Since I manage several of my own sites end-to-end, including configuring and running their servers, it is important for me know what the sites are up to. This includes knowing when they may be down, as well as checking out any error codes that may be generated. I went ahead and created this simple dashboard vignette:
to keep track of my `Nginx` response status codes. I can see if there are any error codes that have been generated (those in the 400s or the 500s), and act accordingly.
Why did I go ahead and make my own dashboard? First off, reading through Nginx logs in their raw form is a pain. For those who haven't worked with them before, this is what they look like:
Bleh. So I decided to go out and hunt for some existing visualizations, none of which seemed too great. They seemed far too cluttered with chart junk and lacked customizability. Here is an example of an existing dashboard element that aims to visualize something similar to my final visualization:
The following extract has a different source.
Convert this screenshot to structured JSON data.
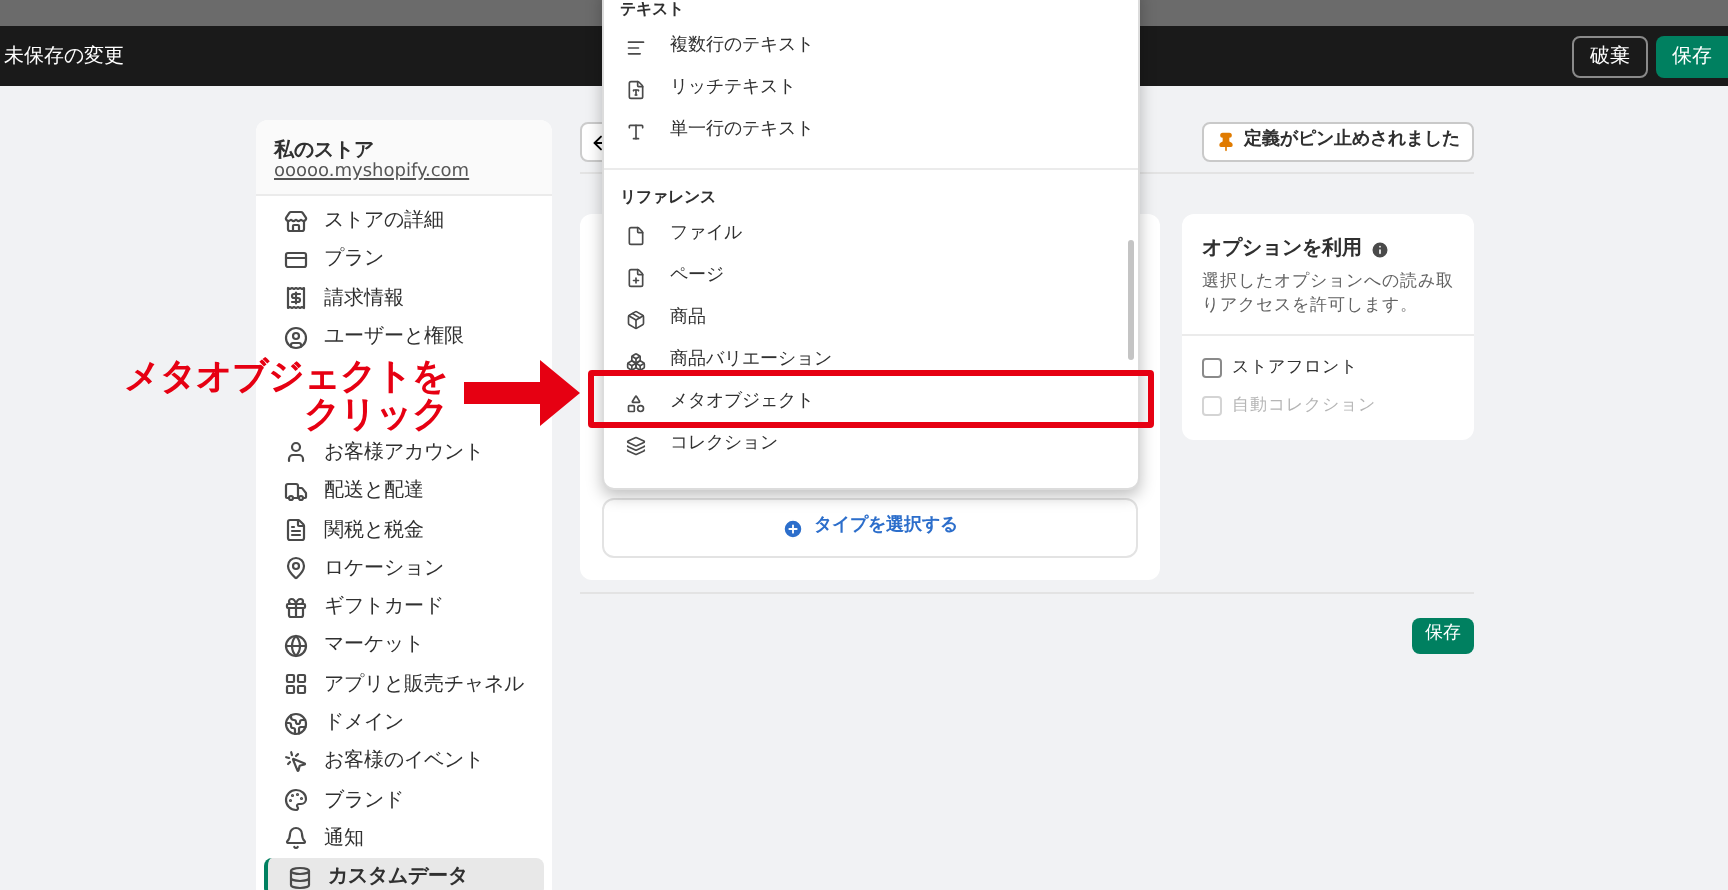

I found this graph fairly distracting, and for some reason the non-2xx status codes didn't show up on here. Also, any spikes in traffic would make it very hard to read -- if we had hundreds of requests that returned a 200 response, but only a handful of requests that returned a 400 or 500 response, it would be very difficult to see the 400s and 500s because they are graphed on the same axis. I didn't just want to see how many 200 responses occurred -- I wanted visual confirmation that 400s and 500s were not occurring. Besides, I didn't really care how many responses of each type were occurring -- just the presence or absence of error responses was what mattered to me, so a simple discrete chart would abstract away a lot of the distracting additional noise. It could be useful to have error rates / total requests available as well, but I think that would be best visualized in another chart.
Along the way, I also found a few completely text-based interfaces to monitor one's servers. I found these completely text-based outputs difficult to parse at a glance. In the end, creating a custom dashboard made the most sense for my needs.
The process was fairly straightforward. First, I located my Nginx access logs and wrote a Python script to read them into a Pandas Dataframe, which is more manageable than their native format. Then, I aggregated and reshaped the dataframe to get a dataset that would identify what error codes had occurred over the course of each hour. This left me with a dataframe that looked like this:
Each row consisted of an hour; each column identified how times each type of error code (one in the 200s, one in the 300s, etc.) had occurred over the course of that hour.
Then, I used Flask to serve an HTTP response within a web application which served my reshaped dataset in a JSON format. This would enable my front-end view to locate the data and read it in. Here's my basic view code that server my HTTP response:
Finally, I wrote the frontend in `d3.js` which actually renders the discrete sparklines. You can check out my previous tutorial on making discrete sparklines to learn how to make this type of a visualization.
And that's it! I now have an awesome, live-updating, minimalist visualization that lets me know if any concerning error codes have occurred over the last couple of days.
If you want to learn more about sparklines, check out Tufte's Beautiful Evidence.